***** DATASET RECORDS
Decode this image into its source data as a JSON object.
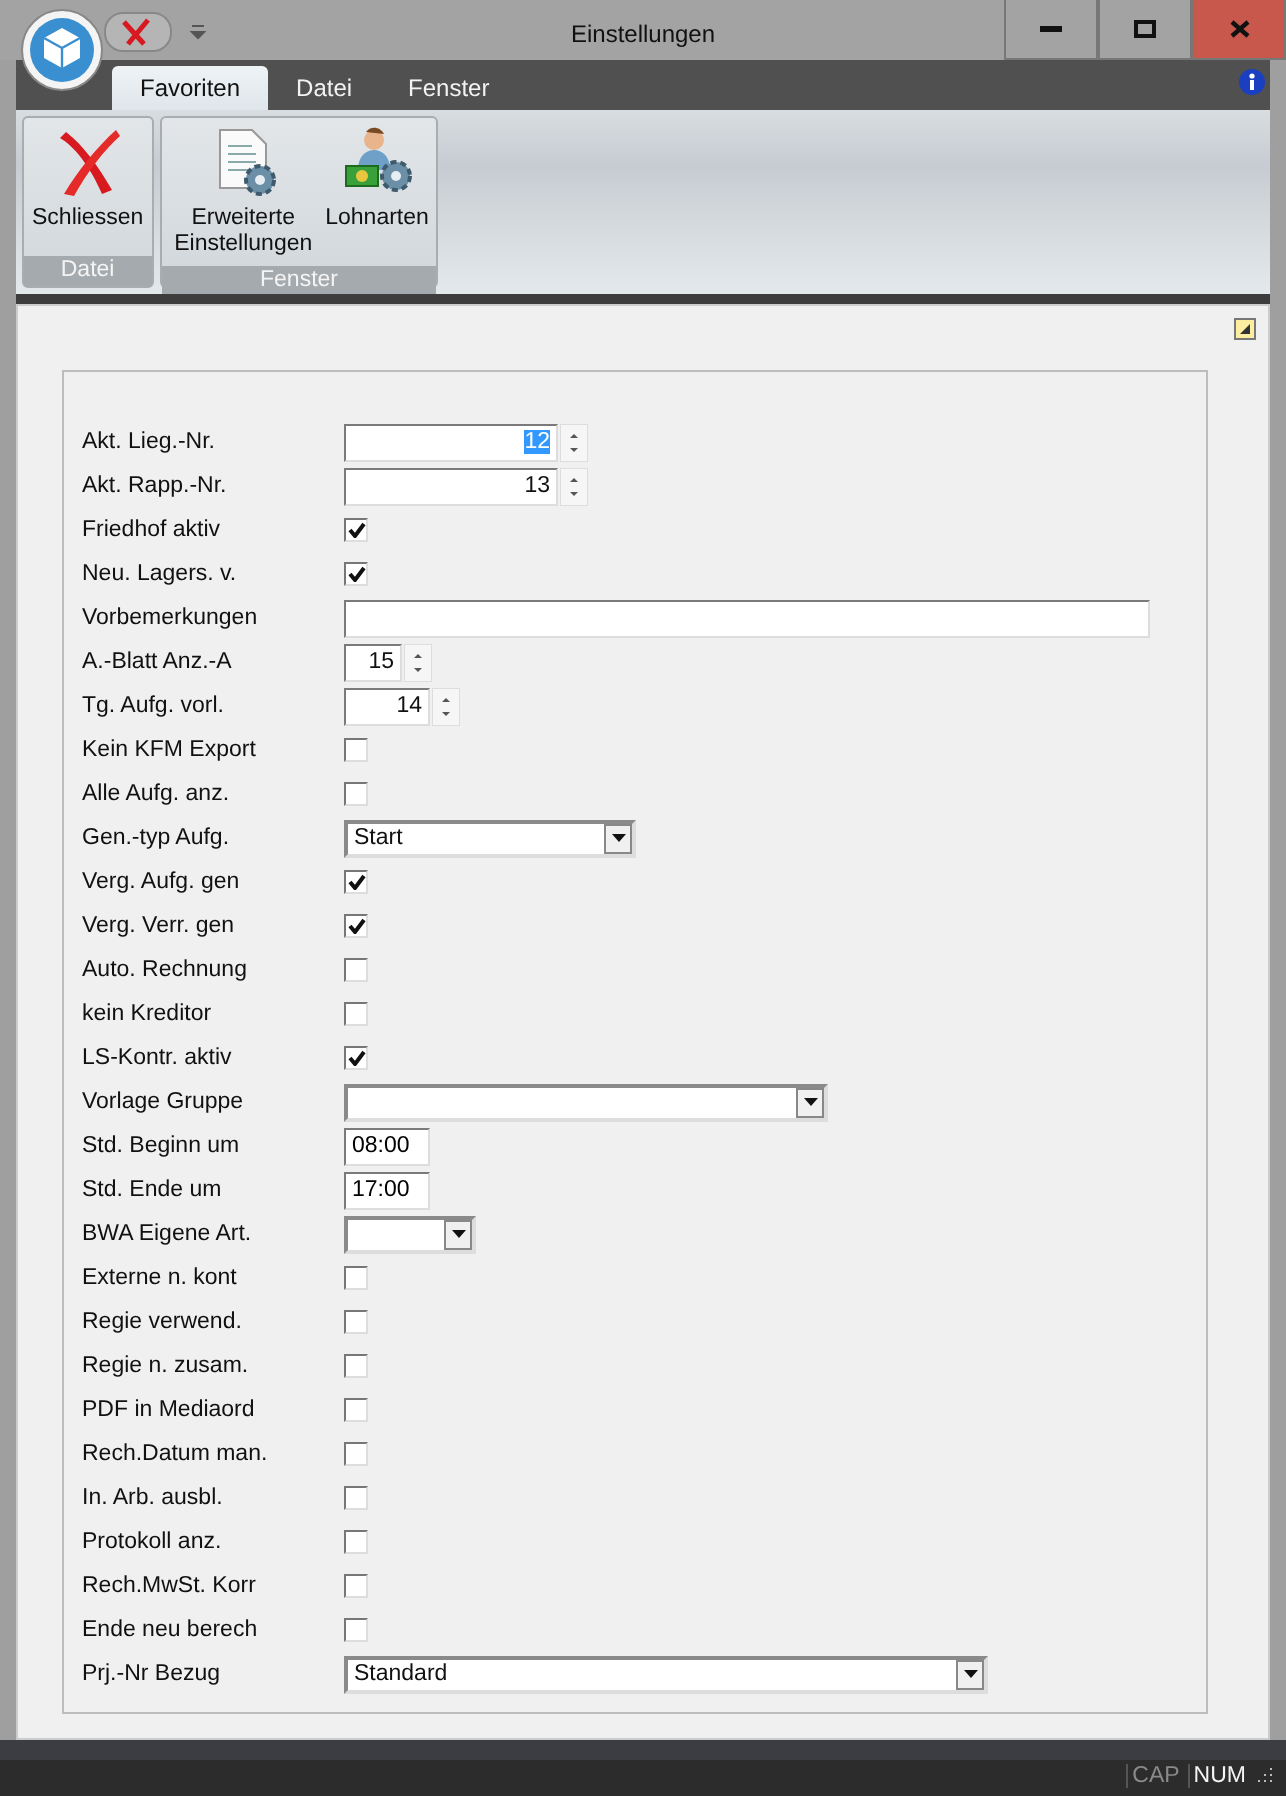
{
  "window": {
    "title": "Einstellungen"
  },
  "tabs": [
    {
      "label": "Favoriten",
      "selected": true
    },
    {
      "label": "Datei",
      "selected": false
    },
    {
      "label": "Fenster",
      "selected": false
    }
  ],
  "ribbon_groups": [
    {
      "label": "Datei",
      "buttons": [
        {
          "label": "Schliessen",
          "kind": "close"
        }
      ]
    },
    {
      "label": "Fenster",
      "buttons": [
        {
          "label": "Erweiterte Einstellungen",
          "kind": "settings"
        },
        {
          "label": "Lohnarten",
          "kind": "wages"
        }
      ]
    }
  ],
  "fields": [
    {
      "label": "Akt. Lieg.-Nr.",
      "kind": "spinner",
      "value": "12",
      "selected": true
    },
    {
      "label": "Akt. Rapp.-Nr.",
      "kind": "spinner",
      "value": "13",
      "selected": false
    },
    {
      "label": "Friedhof aktiv",
      "kind": "checkbox",
      "checked": true
    },
    {
      "label": "Neu. Lagers. v.",
      "kind": "checkbox",
      "checked": true
    },
    {
      "label": "Vorbemerkungen",
      "kind": "text"
    },
    {
      "label": "A.-Blatt Anz.-A",
      "kind": "spinner",
      "value": "15",
      "selected": false
    },
    {
      "label": "Tg. Aufg. vorl.",
      "kind": "spinner",
      "value": "14",
      "selected": false
    },
    {
      "label": "Kein KFM Export",
      "kind": "checkbox",
      "checked": false
    },
    {
      "label": "Alle Aufg. anz.",
      "kind": "checkbox",
      "checked": false
    },
    {
      "label": "Gen.-typ Aufg.",
      "kind": "combo",
      "value": "Start"
    },
    {
      "label": "Verg. Aufg. gen",
      "kind": "checkbox",
      "checked": true
    },
    {
      "label": "Verg. Verr. gen",
      "kind": "checkbox",
      "checked": true
    },
    {
      "label": "Auto. Rechnung",
      "kind": "checkbox",
      "checked": false
    },
    {
      "label": "kein Kreditor",
      "kind": "checkbox",
      "checked": false
    },
    {
      "label": "LS-Kontr. aktiv",
      "kind": "checkbox",
      "checked": true
    },
    {
      "label": "Vorlage Gruppe",
      "kind": "combo"
    },
    {
      "label": "Std. Beginn um",
      "kind": "text",
      "value": "08:00"
    },
    {
      "label": "Std. Ende um",
      "kind": "text",
      "value": "17:00"
    },
    {
      "label": "BWA Eigene Art.",
      "kind": "combo"
    },
    {
      "label": "Externe n. kont",
      "kind": "checkbox",
      "checked": false
    },
    {
      "label": "Regie verwend.",
      "kind": "checkbox",
      "checked": false
    },
    {
      "label": "Regie n. zusam.",
      "kind": "checkbox",
      "checked": false
    },
    {
      "label": "PDF in Mediaord",
      "kind": "checkbox",
      "checked": false
    },
    {
      "label": "Rech.Datum man.",
      "kind": "checkbox",
      "checked": false
    },
    {
      "label": "In. Arb. ausbl.",
      "kind": "checkbox",
      "checked": false
    },
    {
      "label": "Protokoll anz.",
      "kind": "checkbox",
      "checked": false
    },
    {
      "label": "Rech.MwSt. Korr",
      "kind": "checkbox",
      "checked": false
    },
    {
      "label": "Ende neu berech",
      "kind": "checkbox",
      "checked": false
    },
    {
      "label": "Prj.-Nr Bezug",
      "kind": "combo",
      "value": "Standard"
    }
  ],
  "status_bar": [
    {
      "label": "CAP",
      "on": false
    },
    {
      "label": "NUM",
      "on": true
    }
  ]
}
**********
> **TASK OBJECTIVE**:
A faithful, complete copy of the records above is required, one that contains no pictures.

> **EXERCISE ANSWER**:
Decode this image into its source data as a JSON object.
{
  "window": {
    "title": "Einstellungen"
  },
  "tabs": [
    {
      "label": "Favoriten",
      "selected": true
    },
    {
      "label": "Datei",
      "selected": false
    },
    {
      "label": "Fenster",
      "selected": false
    }
  ],
  "ribbon_groups": [
    {
      "label": "Datei",
      "buttons": [
        {
          "label": "Schliessen",
          "kind": "close"
        }
      ]
    },
    {
      "label": "Fenster",
      "buttons": [
        {
          "label": "Erweiterte Einstellungen",
          "kind": "settings"
        },
        {
          "label": "Lohnarten",
          "kind": "wages"
        }
      ]
    }
  ],
  "fields": [
    {
      "label": "Akt. Lieg.-Nr.",
      "kind": "spinner",
      "value": "12",
      "selected": true
    },
    {
      "label": "Akt. Rapp.-Nr.",
      "kind": "spinner",
      "value": "13",
      "selected": false
    },
    {
      "label": "Friedhof aktiv",
      "kind": "checkbox",
      "checked": true
    },
    {
      "label": "Neu. Lagers. v.",
      "kind": "checkbox",
      "checked": true
    },
    {
      "label": "Vorbemerkungen",
      "kind": "text"
    },
    {
      "label": "A.-Blatt Anz.-A",
      "kind": "spinner",
      "value": "15",
      "selected": false
    },
    {
      "label": "Tg. Aufg. vorl.",
      "kind": "spinner",
      "value": "14",
      "selected": false
    },
    {
      "label": "Kein KFM Export",
      "kind": "checkbox",
      "checked": false
    },
    {
      "label": "Alle Aufg. anz.",
      "kind": "checkbox",
      "checked": false
    },
    {
      "label": "Gen.-typ Aufg.",
      "kind": "combo",
      "value": "Start"
    },
    {
      "label": "Verg. Aufg. gen",
      "kind": "checkbox",
      "checked": true
    },
    {
      "label": "Verg. Verr. gen",
      "kind": "checkbox",
      "checked": true
    },
    {
      "label": "Auto. Rechnung",
      "kind": "checkbox",
      "checked": false
    },
    {
      "label": "kein Kreditor",
      "kind": "checkbox",
      "checked": false
    },
    {
      "label": "LS-Kontr. aktiv",
      "kind": "checkbox",
      "checked": true
    },
    {
      "label": "Vorlage Gruppe",
      "kind": "combo"
    },
    {
      "label": "Std. Beginn um",
      "kind": "text",
      "value": "08:00"
    },
    {
      "label": "Std. Ende um",
      "kind": "text",
      "value": "17:00"
    },
    {
      "label": "BWA Eigene Art.",
      "kind": "combo"
    },
    {
      "label": "Externe n. kont",
      "kind": "checkbox",
      "checked": false
    },
    {
      "label": "Regie verwend.",
      "kind": "checkbox",
      "checked": false
    },
    {
      "label": "Regie n. zusam.",
      "kind": "checkbox",
      "checked": false
    },
    {
      "label": "PDF in Mediaord",
      "kind": "checkbox",
      "checked": false
    },
    {
      "label": "Rech.Datum man.",
      "kind": "checkbox",
      "checked": false
    },
    {
      "label": "In. Arb. ausbl.",
      "kind": "checkbox",
      "checked": false
    },
    {
      "label": "Protokoll anz.",
      "kind": "checkbox",
      "checked": false
    },
    {
      "label": "Rech.MwSt. Korr",
      "kind": "checkbox",
      "checked": false
    },
    {
      "label": "Ende neu berech",
      "kind": "checkbox",
      "checked": false
    },
    {
      "label": "Prj.-Nr Bezug",
      "kind": "combo",
      "value": "Standard"
    }
  ],
  "status_bar": [
    {
      "label": "CAP",
      "on": false
    },
    {
      "label": "NUM",
      "on": true
    }
  ]
}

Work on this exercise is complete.